So I guess it is important to be aware of what level of protection you are getting for the price.
TBillT wrote: ↑
Thu Oct 24, 2019 3:15 pm
Not a bad idea pending more research.
We had a crazy thing happen last summer, when we went on vacation, I manually turned the house water off.
For some reason this caused a flood in my kitchen, apparently there is a valve in dishwashers which requires pressure to keep it closed. In the lack of water pressure there can be slow leak into the dishwasher....where the water is came from , I do not know. Backflow from 2nd floor or slow leak thru the water main valve. Also a concern might be hot water heater if on when water off. I replaced the damn dishwasher valve for $300 bucks (valve is $15 so $285 labor). But nothing is as simple as it sounds when it comes to water. The guy said the high repair costs was due to extreme insurance they pay for water jobs in case there is a leak.
Electric valves usually use a small solenoid to actuate a very small valve, which then allows the fluid into a piston which actuates the main valve. This is called a pilot-actuated valve. This kind of arrangement is common not just in household appliances, but even in industrial machinery.

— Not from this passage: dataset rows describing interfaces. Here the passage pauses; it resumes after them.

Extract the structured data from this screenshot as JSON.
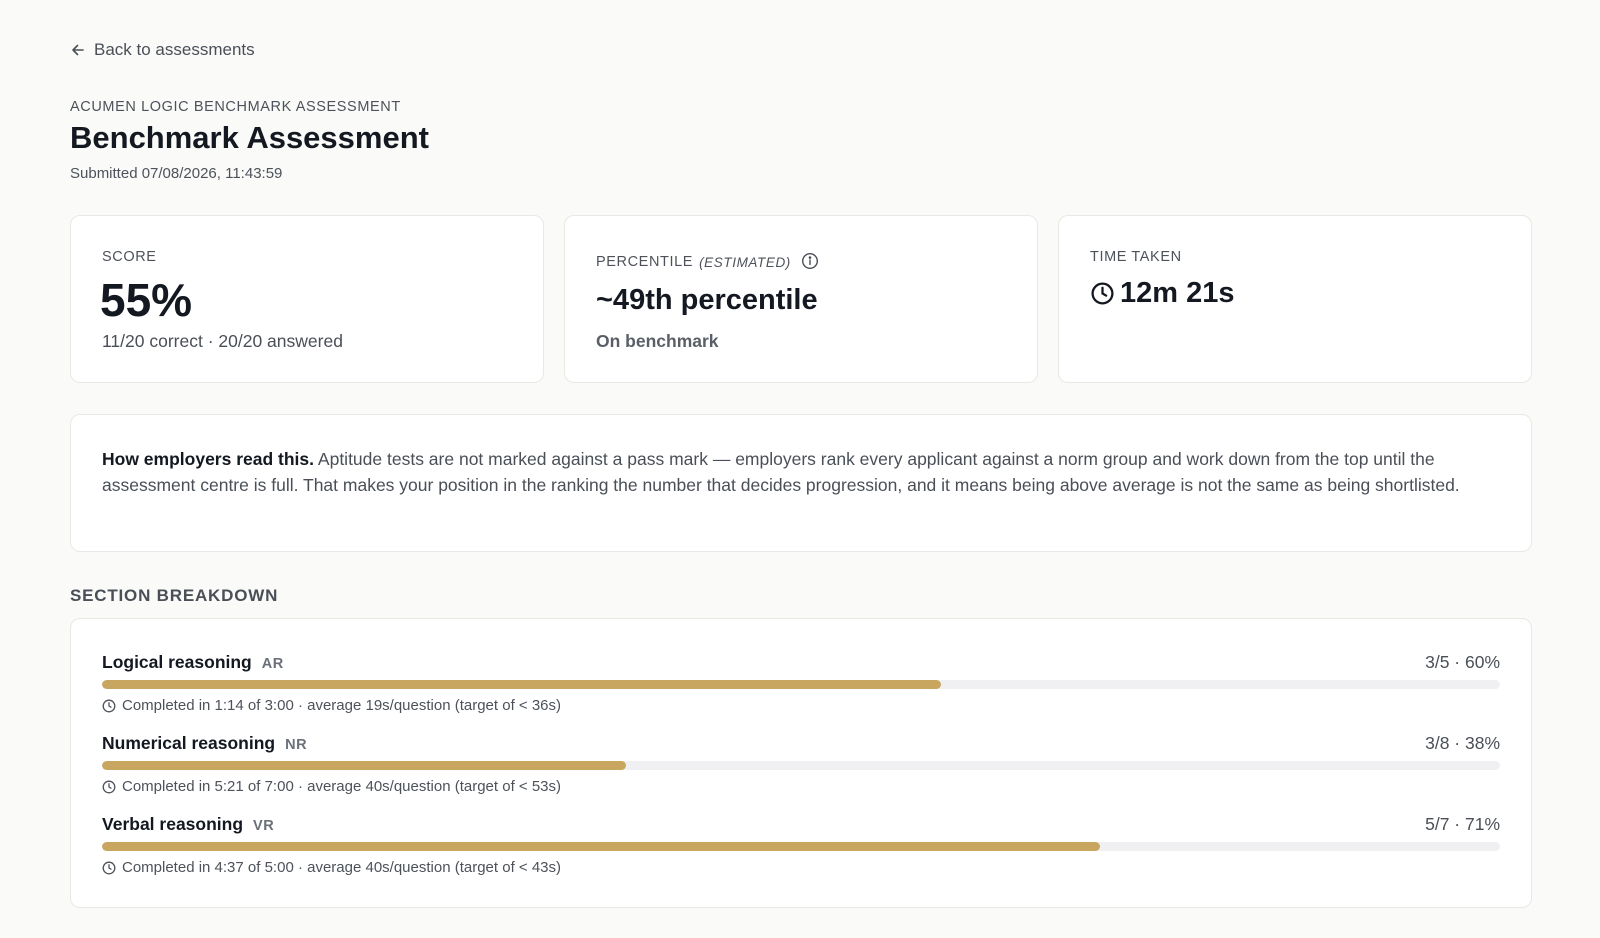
{
  "nav": {
    "back_label": "Back to assessments"
  },
  "header": {
    "kicker": "ACUMEN LOGIC BENCHMARK ASSESSMENT",
    "title": "Benchmark Assessment",
    "submitted": "Submitted 07/08/2026, 11:43:59"
  },
  "stats": {
    "score": {
      "label": "SCORE",
      "value": "55%",
      "sub": "11/20 correct · 20/20 answered"
    },
    "percentile": {
      "label": "PERCENTILE",
      "label_suffix": "(ESTIMATED)",
      "value": "~49th percentile",
      "sub": "On benchmark"
    },
    "time": {
      "label": "TIME TAKEN",
      "value": "12m 21s"
    }
  },
  "info": {
    "lead": "How employers read this.",
    "body": " Aptitude tests are not marked against a pass mark — employers rank every applicant against a norm group and work down from the top until the assessment centre is full. That makes your position in the ranking the number that decides progression, and it means being above average is not the same as being shortlisted."
  },
  "breakdown": {
    "heading": "SECTION BREAKDOWN",
    "sections": [
      {
        "name": "Logical reasoning",
        "code": "AR",
        "score": "3/5 · 60%",
        "fraction": 0.6,
        "meta": "Completed in 1:14 of 3:00 · average 19s/question (target of < 36s)"
      },
      {
        "name": "Numerical reasoning",
        "code": "NR",
        "score": "3/8 · 38%",
        "fraction": 0.375,
        "meta": "Completed in 5:21 of 7:00 · average 40s/question (target of < 53s)"
      },
      {
        "name": "Verbal reasoning",
        "code": "VR",
        "score": "5/7 · 71%",
        "fraction": 0.714,
        "meta": "Completed in 4:37 of 5:00 · average 40s/question (target of < 43s)"
      }
    ]
  },
  "colors": {
    "bar_fill": "#c9a65f",
    "bar_track": "#f0f0f3",
    "background": "#fafaf8"
  }
}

If pressure is lost, it should stay in or return to its neutral position, but I suppose as pressure declines, it will at some point transition through a semi-open position. If it stays there long enough, you could get a lot of water pass through the valve. In typical 3/4" pipe, roughly 40 feet of pipe holds 1 gallon of water.
Water would indeed drain into the dishwasher from the second floor pipes. One way to prevent this is after shutting off the water, open a low-elevation faucet in the house. This is also a normal recommendation when shutting off water for freezing concerns.
I'm not positive, but I would have thought dishwasher ejector pumps should be controlled by a float switch and operate even if there is no cycle running, in part to protect against this scenario. However, if the power was off, that would not happen.